, Volume 13, Issue 5, pp 462-468
Date: 22 Jun 2013

Identification of Innate Immune Response Endotypes in Asthma: Implications for Personalized Medicine

Rent the article at a discount

Rent now

* Final gross prices may vary according to local VAT.

Get Access

Abstract

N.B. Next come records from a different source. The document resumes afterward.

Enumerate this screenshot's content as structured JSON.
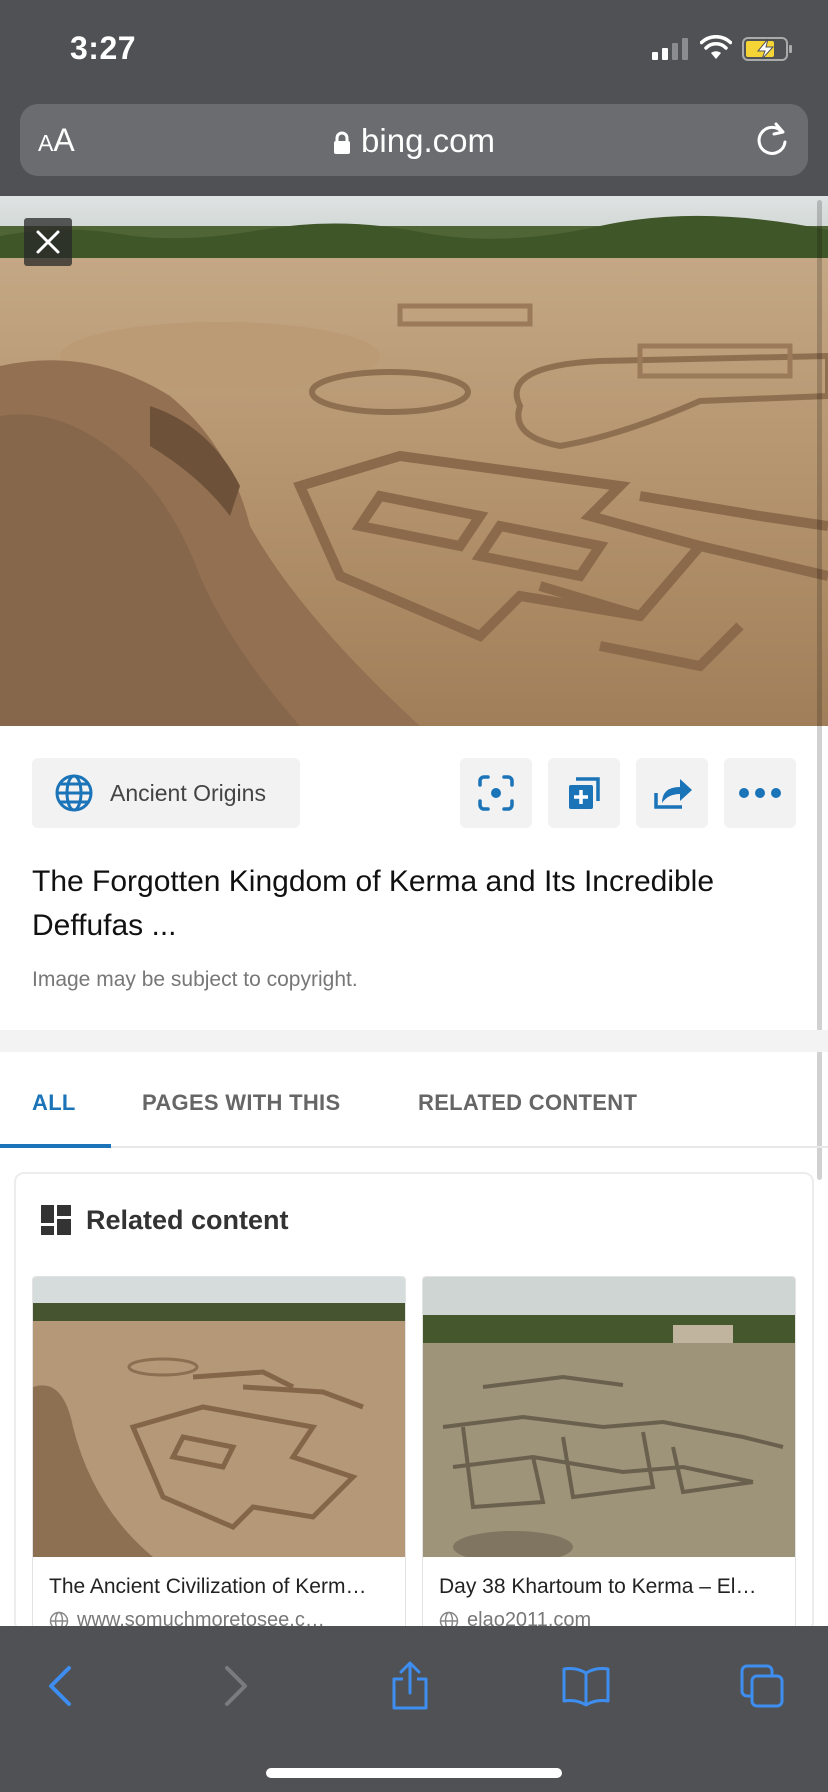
{
  "status_bar": {
    "time": "3:27"
  },
  "url_bar": {
    "text_size_label": "AA",
    "domain": "bing.com"
  },
  "source": {
    "name": "Ancient Origins"
  },
  "image": {
    "title": "The Forgotten Kingdom of Kerma and Its Incredible Deffufas ...",
    "copyright_note": "Image may be subject to copyright."
  },
  "tabs": [
    {
      "label": "ALL",
      "active": true
    },
    {
      "label": "PAGES WITH THIS",
      "active": false
    },
    {
      "label": "RELATED CONTENT",
      "active": false
    }
  ],
  "related": {
    "heading": "Related content",
    "items": [
      {
        "title": "The Ancient Civilization of Kerm…",
        "url": "www.somuchmoretosee.c…"
      },
      {
        "title": "Day 38 Khartoum to Kerma – El…",
        "url": "elao2011.com"
      }
    ]
  },
  "colors": {
    "accent": "#1b73b8",
    "chrome_gray": "#505154",
    "toolbar_icon_blue": "#3d8ef0"
  },
  "icons": {
    "close": "close-icon",
    "globe": "globe-icon",
    "visual_search": "visual-search-icon",
    "add_collection": "add-to-collection-icon",
    "share": "share-icon",
    "more": "more-icon",
    "back": "back-arrow-icon",
    "forward": "forward-arrow-icon",
    "safari_share": "share-icon",
    "bookmarks": "bookmarks-icon",
    "tabs": "tabs-icon"
  }
}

Asthma is an idiopathic disease characterized by episodic inflammation and reversible airway obstruction triggered by exposure to environmental agents. Because this disease is heterogeneous in onset, exacerbations, inflammatory states, and response to therapy, there is intense interest in developing personalized approaches to its management. Of focus in this review, the recognition that a component of the pathophysiology of asthma is mediated by inflammation has implications for understanding its etiology and individualizing its therapy. Despite understanding how Th2 polarization mediates asthma exacerbations by aeroallergen exposure, we do not yet fully understand how RNA virus infections produce asthmatic exacerbations. This review will summarize the explosion of information that has revealed how patterns produced by RNA virus infection trigger the innate immune response (IIR) in sentinel airway cells. When the IIR is triggered, these cells elaborate inflammatory cytokines and protective mucosal interferons whose actions activate long-lived adaptive immunity and limit organismal replication. Recent work has shown the multifaceted way that dysregulation of the IIR is linked to viral-induced exacerbation, steroid insensitivity, and T helper polarization of adaptive immunity. New developments in quantitative proteomics now enable accurate identification of subgroups of individuals that demonstrate activation of IIR (“innate endotype”). Potential applications to clinical research are proposed. Together, these developments open realistic prospects for how identification of the IIR endotype may inform asthma therapy in the future.